More than a third of Brits have less than one months’ income available in savings, new research from Lloyds Bank has shown.
The latest Lloyds Bank Savings Index also revealed that 50% of the population has less than two months’ income in savings – a total of £4,308 based on average full time earnings.
Furthermore, only 16% of the population of the UK has access to more than four months’ of income in savings, potentially leaving them at risk should an unforeseen expenditure arise.
The study suggests that despite the economic recovery, many people are being left to think about the “here and now” rather than what the future may hold.
Needing money for emergencies
This is highlighted in the report as nine in ten people realised the importance of having a minimum amount set aside to cover for unexpected costs.
Half of the people questioned said they believe that at least two months worth of income would be required in an emergency and 22% believed they would need four months’ income or more in order to deal with a problem were it to occur.
However, it’s not always possible to save because spare money is required for other items – 32% reported that this was the case in the latest survey compared to 43% in Q3 of 2013.
People understand the need to save
The number of people that have been able to save has not changed drastically throughout the year, with 26% of people saying they were saving on a regular basis.
Despite this, 30% said they were unable to save at all and it is this group that is most at risk should a set of expensive repairs or expenses appear without warning.
Attitudes towards saving remain positive, despite it proving difficult to put into practice, as 86% of people agree it is important to save regularly.
Some 84% of people would rather pay off debt before saving too while 66% revealed they are harbouring plans to save more in the coming 12 months. Conversely, 24% believe they may struggle to save as much as they have in the past year so they may need to look at other budgeting options.
How could you manage your money?
Prepaid cards could be used to manage spending as they can be loaded up and used like a regular credit or debit card.
However, a prepaid card does not have a credit facility so it is impossible to build up debts while funds for bills and emergency payments could then be stored safely in an alternative account.

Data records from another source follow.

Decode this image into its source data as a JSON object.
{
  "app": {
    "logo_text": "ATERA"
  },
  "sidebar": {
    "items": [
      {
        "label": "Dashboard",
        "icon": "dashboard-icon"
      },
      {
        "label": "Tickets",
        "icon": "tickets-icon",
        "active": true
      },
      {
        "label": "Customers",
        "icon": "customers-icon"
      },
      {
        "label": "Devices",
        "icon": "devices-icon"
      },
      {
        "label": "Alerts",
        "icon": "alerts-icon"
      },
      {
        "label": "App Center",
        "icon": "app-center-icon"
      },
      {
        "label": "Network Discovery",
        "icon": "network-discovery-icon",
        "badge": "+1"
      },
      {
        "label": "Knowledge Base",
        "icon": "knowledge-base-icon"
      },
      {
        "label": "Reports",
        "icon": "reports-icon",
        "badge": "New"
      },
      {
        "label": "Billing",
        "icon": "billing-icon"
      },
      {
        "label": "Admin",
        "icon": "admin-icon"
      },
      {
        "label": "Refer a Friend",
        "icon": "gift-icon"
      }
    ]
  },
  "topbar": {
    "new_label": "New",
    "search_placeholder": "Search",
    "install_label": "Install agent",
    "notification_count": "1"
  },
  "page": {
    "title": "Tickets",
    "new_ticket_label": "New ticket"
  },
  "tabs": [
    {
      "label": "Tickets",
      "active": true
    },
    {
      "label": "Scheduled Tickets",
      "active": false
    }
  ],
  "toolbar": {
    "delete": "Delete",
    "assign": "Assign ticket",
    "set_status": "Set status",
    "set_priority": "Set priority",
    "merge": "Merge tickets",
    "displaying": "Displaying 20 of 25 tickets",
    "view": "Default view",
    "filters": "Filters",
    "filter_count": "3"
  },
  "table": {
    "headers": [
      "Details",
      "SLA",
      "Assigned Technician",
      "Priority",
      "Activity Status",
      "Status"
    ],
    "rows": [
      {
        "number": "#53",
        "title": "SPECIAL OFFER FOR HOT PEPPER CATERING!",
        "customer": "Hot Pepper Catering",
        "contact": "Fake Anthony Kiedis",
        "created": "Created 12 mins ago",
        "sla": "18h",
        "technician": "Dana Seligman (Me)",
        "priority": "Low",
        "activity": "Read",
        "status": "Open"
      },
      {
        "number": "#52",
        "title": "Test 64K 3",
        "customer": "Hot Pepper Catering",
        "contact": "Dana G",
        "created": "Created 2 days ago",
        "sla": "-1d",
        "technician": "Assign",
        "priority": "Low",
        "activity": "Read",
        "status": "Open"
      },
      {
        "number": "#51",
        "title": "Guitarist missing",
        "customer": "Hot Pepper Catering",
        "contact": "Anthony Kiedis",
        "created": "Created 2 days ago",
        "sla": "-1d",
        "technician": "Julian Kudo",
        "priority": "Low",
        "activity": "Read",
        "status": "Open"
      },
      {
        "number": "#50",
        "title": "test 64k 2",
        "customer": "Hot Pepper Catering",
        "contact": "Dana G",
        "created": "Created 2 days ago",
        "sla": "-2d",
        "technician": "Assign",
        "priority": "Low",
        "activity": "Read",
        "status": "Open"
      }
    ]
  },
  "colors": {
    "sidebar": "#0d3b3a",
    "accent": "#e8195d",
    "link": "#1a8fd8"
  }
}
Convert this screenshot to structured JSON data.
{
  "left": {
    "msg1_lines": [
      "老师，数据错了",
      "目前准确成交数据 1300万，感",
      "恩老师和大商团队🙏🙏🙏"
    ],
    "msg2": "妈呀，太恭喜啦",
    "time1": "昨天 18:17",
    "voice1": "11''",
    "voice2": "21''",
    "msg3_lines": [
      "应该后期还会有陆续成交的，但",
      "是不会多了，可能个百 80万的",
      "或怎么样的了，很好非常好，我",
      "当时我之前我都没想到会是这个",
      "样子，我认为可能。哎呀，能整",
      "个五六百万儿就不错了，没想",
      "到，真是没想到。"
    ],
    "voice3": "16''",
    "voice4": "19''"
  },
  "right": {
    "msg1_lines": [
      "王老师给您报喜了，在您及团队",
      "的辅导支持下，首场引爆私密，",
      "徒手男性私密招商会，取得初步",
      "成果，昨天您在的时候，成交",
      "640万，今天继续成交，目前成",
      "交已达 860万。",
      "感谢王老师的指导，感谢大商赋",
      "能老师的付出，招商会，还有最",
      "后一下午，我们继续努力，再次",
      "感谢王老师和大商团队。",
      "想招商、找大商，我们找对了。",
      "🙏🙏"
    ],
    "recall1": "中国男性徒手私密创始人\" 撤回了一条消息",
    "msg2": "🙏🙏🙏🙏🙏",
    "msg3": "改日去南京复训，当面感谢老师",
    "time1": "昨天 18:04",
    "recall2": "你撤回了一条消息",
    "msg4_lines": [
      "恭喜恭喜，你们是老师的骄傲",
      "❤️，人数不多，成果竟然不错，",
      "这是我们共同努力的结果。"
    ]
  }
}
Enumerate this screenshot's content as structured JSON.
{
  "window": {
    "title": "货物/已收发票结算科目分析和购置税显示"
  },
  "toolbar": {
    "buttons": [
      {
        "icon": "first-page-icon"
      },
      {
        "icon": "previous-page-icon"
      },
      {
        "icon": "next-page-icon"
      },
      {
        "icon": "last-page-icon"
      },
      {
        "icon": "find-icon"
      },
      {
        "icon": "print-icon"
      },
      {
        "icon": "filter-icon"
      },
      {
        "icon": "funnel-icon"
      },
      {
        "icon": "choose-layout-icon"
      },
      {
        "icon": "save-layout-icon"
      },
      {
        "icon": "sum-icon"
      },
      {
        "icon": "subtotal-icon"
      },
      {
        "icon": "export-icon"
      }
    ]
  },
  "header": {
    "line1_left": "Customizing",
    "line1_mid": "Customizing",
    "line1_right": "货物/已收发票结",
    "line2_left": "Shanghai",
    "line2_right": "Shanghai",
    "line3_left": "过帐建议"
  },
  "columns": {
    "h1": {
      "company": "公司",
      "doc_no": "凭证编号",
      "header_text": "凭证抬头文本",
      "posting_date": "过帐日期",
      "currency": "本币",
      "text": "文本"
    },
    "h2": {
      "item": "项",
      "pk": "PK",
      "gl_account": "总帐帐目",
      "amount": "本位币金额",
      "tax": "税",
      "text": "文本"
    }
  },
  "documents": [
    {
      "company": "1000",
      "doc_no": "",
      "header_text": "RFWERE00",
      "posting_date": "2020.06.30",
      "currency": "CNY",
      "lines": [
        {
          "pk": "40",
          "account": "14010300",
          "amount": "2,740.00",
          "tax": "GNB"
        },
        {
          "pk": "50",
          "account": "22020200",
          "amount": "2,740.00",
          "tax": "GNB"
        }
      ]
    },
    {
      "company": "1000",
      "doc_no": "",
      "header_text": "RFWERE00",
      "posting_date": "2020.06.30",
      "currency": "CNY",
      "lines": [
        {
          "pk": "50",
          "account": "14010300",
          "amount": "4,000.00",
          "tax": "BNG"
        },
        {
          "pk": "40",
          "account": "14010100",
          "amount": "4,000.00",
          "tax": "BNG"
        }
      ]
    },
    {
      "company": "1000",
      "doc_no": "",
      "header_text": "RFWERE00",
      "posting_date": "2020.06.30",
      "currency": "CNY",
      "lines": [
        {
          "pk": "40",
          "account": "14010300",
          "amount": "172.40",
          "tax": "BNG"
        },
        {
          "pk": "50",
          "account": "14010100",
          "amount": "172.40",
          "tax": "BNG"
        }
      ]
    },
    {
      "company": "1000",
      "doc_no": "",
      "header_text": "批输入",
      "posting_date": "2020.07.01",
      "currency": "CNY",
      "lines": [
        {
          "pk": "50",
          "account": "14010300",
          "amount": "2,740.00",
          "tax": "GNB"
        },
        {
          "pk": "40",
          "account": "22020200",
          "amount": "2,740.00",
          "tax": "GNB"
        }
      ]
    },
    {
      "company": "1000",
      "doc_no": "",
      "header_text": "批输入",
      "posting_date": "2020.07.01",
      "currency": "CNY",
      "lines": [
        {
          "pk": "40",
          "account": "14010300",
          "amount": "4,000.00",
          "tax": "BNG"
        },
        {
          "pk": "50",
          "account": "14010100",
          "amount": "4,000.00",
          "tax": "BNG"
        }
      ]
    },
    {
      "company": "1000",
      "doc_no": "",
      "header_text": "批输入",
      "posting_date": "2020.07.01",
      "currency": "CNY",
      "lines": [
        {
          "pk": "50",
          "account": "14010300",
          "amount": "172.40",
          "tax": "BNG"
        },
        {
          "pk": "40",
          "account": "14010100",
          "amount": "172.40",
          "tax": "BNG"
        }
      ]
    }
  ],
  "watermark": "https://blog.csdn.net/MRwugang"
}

This would ensure that some funds are available in the event of any unexpected costs while these cards are not directly linked to bank accounts, reducing the threat from fraudulent activity.